    (2) prohibits him from refusing (or persisting in a refusal) to do or permit some act to which the plaintiff has a legal right; or
    (3) restrains the defendant from permitting his previous wrongful act to continue operative, thus virtually compelling him to undo it, as by removing obstructions or erections, and restoring the plaintiff or the place or the subject-matter to the former condition. Bailey v. Schnitzius, 45 N. J. Eq. 178, 16 All. 680; Parsons v. Marye (C. C.) 23 Fed. 121; People v. McKane, 78 Hun, 154, 28 N. Y. Supp. 981; Procter v. Stuart, 4 Okl. 679, 46 Pac. 501.
    —Permanent Injunction. One intended to remain in force until the final termination of the particular suit. Riggins v. Thompson, 96 Tex. 154, 71 S. W. 14.
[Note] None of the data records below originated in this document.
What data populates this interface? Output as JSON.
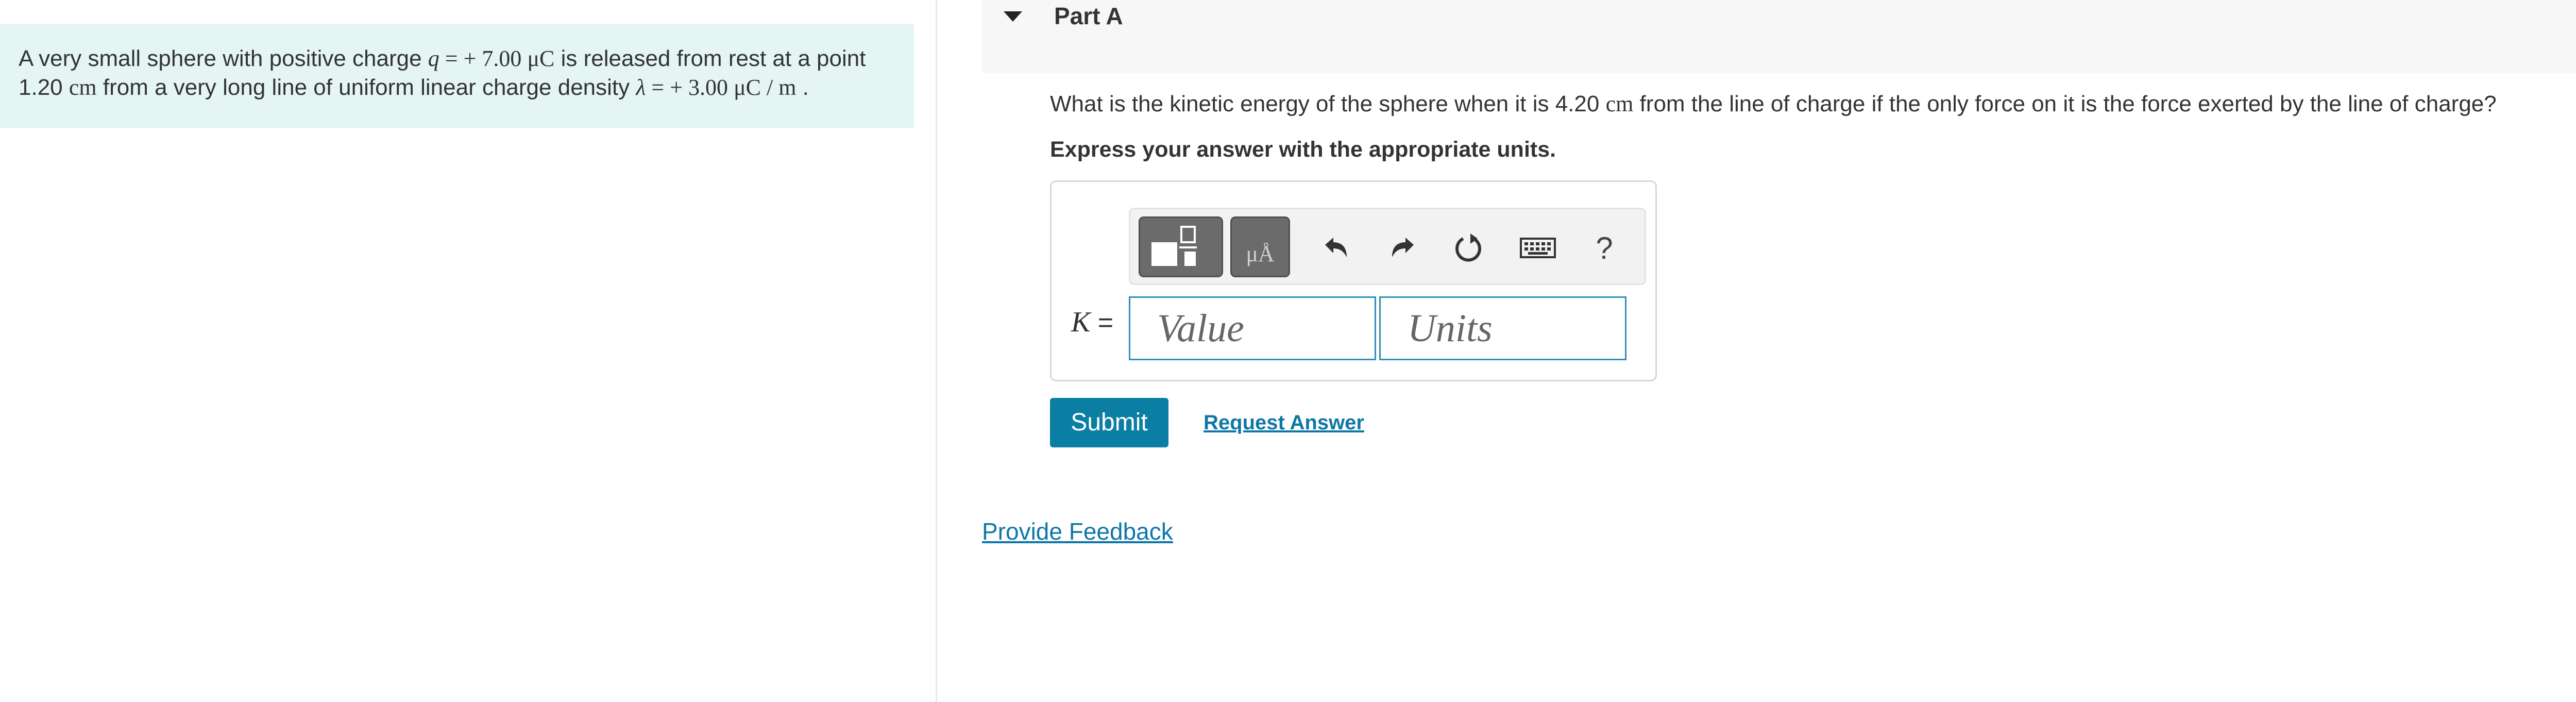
{
  "problem": {
    "segments": [
      "A very small sphere with positive charge ",
      "q",
      " = + 7.00 ",
      "μC",
      " is released from rest at a point",
      "1.20 ",
      "cm",
      " from a very long line of uniform linear charge density ",
      "λ",
      " = + 3.00 ",
      "μC / m",
      " ."
    ]
  },
  "part": {
    "title": "Part A"
  },
  "question": {
    "before": "What is the kinetic energy of the sphere when it is 4.20 ",
    "unit": "cm",
    "after": " from the line of charge if the only force on it is the force exerted by the line of charge?",
    "instruction": "Express your answer with the appropriate units."
  },
  "toolbar": {
    "units_glyph": "μÅ",
    "help_label": "?",
    "icons": [
      "templates-icon",
      "units-icon",
      "undo-icon",
      "redo-icon",
      "reset-icon",
      "keyboard-icon",
      "help-icon"
    ]
  },
  "answer": {
    "variable": "K",
    "equals": " =",
    "value_placeholder": "Value",
    "units_placeholder": "Units"
  },
  "actions": {
    "submit_label": "Submit",
    "request_answer_label": "Request Answer",
    "feedback_label": "Provide Feedback"
  },
  "colors": {
    "problem_bg": "#e4f5f4",
    "accent": "#0b7ea3",
    "link": "#0e77a8",
    "field_border": "#2f8fb6"
  }
}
    —Perpetual injunction. Opposed to an injunction ad interim; an injunction which finally disposes of the suit, and is indefinite in point of time. Riggins v. Thompson, 96 Tex. 154, 71 S. W. 14; De Florez v. Raynolds, (C. Ct) 8 Fed. 438.
    — Preliminary injunction. An injunction granted at the institution of a suit, to restrain the defendant from doing or continuing some act, the right to which is in dispute, and which may either be discharged or made per-pefual, according to the result of the controversy, as soon as the rights of the parties are determined. Darlington Oil Co., v. Pee Dee Oil Co.., 62 S. O. 196, 40 S. E. 169; Appeal of Mammoth Vein Co.nsol. Co.al Co.., 54 Pa. 188; Allison v. Corson, 88 Fed. 584, 32 C. C. A. 12; Jesse French Piano Co., v. Forbes, 134 Ala. 302, 32 South. 078, 92 Am. St. Rep. 31.
    —Preventive injunction. One which prohibits the defendant from doing a particular act or commands him to refrain from it.
    —Provisional injunction. Another name for a preliminary or temporary injunction or an injunction pendente lite.
    —Special injunction. An injunction obtained only on motion and petition, usually with notice to the other party. Aldrich v. Kirkland, 6 Rich. Law (S. O.) 340. An injunction by which parties are restrained from committing waste, damage, or injury to property. 4 Steph. Comm. 12, note
    —Temporary injunction. A preliminary or provisional injunction, or one granted pendente lite; as opposed to a final or perpetual injunction. Jesse French Piano Co. v. Porter, 134 Ala. 302, 32 South. 678, 92 Am. St. Rep. 81.